St. Nicholas Crowned Bishop of Myra
In the Metropolitan Museum of Art, New York
17th-c. Flemish or northern French glass
from France at that time to make the windows at Canterbury, under the direction of the architect, William of Sens. From earliest times in Britain the abbots of the numerous monasteries cultivated a love for beauty. The buildings they made, especially those great churches whose picturesque ruins are scattered over the land today, bear eloquent testimony to the purity and refinement of taste displayed by their designers.
    The Abbot of Wearmoth, Saint Benedict Biscop, sent to France for glass painters "to make, to paint and fix the glass in place in the windows of his Church," as early as the year A.D. 680. The early monastery workers in glass of Glastonbury are mentioned in records of the time as celebrated for the great beauty and fine quality of their work.

Fourteenth-Century Glass--New Type
Old English Ale Glasses
In the Metropolitan Museum
Cologne, 1500. This example of
Rhinelands glass is in the style
of the Master of the House Book,
mentioned in Monograph Five
    It was soon found that the dark, rich tones of colored glass brought over from France shut out too much light in English churches where clouds so often obscure the sky. They began making very large windows at the eastern end of the building. The stone work of these soon evolved a new type of window and this speedily produced a marked effect on the design of the glass they held. Large figures of saints and Bible characters, such as the Prophets and Evangelists, were placed with those of Christ and the Virgin in the central panels, each in a niche of simulated stone work, one above the other, the pinnacles reaching far up above the figures against blue and red backgrounds.

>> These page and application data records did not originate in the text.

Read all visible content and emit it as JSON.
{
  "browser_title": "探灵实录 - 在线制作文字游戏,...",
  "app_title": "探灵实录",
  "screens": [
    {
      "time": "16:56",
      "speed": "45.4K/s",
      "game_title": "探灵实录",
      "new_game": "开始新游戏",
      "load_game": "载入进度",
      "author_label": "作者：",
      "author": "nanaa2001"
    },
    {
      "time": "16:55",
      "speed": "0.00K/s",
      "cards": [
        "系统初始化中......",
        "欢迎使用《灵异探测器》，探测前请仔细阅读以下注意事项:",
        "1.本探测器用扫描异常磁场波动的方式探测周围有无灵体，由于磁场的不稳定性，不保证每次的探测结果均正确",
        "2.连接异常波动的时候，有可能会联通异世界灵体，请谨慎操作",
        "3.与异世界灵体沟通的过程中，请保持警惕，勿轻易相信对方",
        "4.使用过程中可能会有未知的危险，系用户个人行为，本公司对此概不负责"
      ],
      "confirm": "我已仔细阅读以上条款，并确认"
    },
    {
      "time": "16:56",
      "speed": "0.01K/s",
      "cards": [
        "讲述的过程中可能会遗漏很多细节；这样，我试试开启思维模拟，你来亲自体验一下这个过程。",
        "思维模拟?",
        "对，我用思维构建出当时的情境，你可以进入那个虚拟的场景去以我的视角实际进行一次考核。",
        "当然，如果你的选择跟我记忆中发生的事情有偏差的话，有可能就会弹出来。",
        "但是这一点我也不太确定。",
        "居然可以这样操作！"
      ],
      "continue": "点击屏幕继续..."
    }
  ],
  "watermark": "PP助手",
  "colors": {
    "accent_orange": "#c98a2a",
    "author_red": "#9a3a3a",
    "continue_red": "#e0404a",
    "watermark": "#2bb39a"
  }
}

    As sculptors placed their figures decorating the exterior of the cathedrals in settings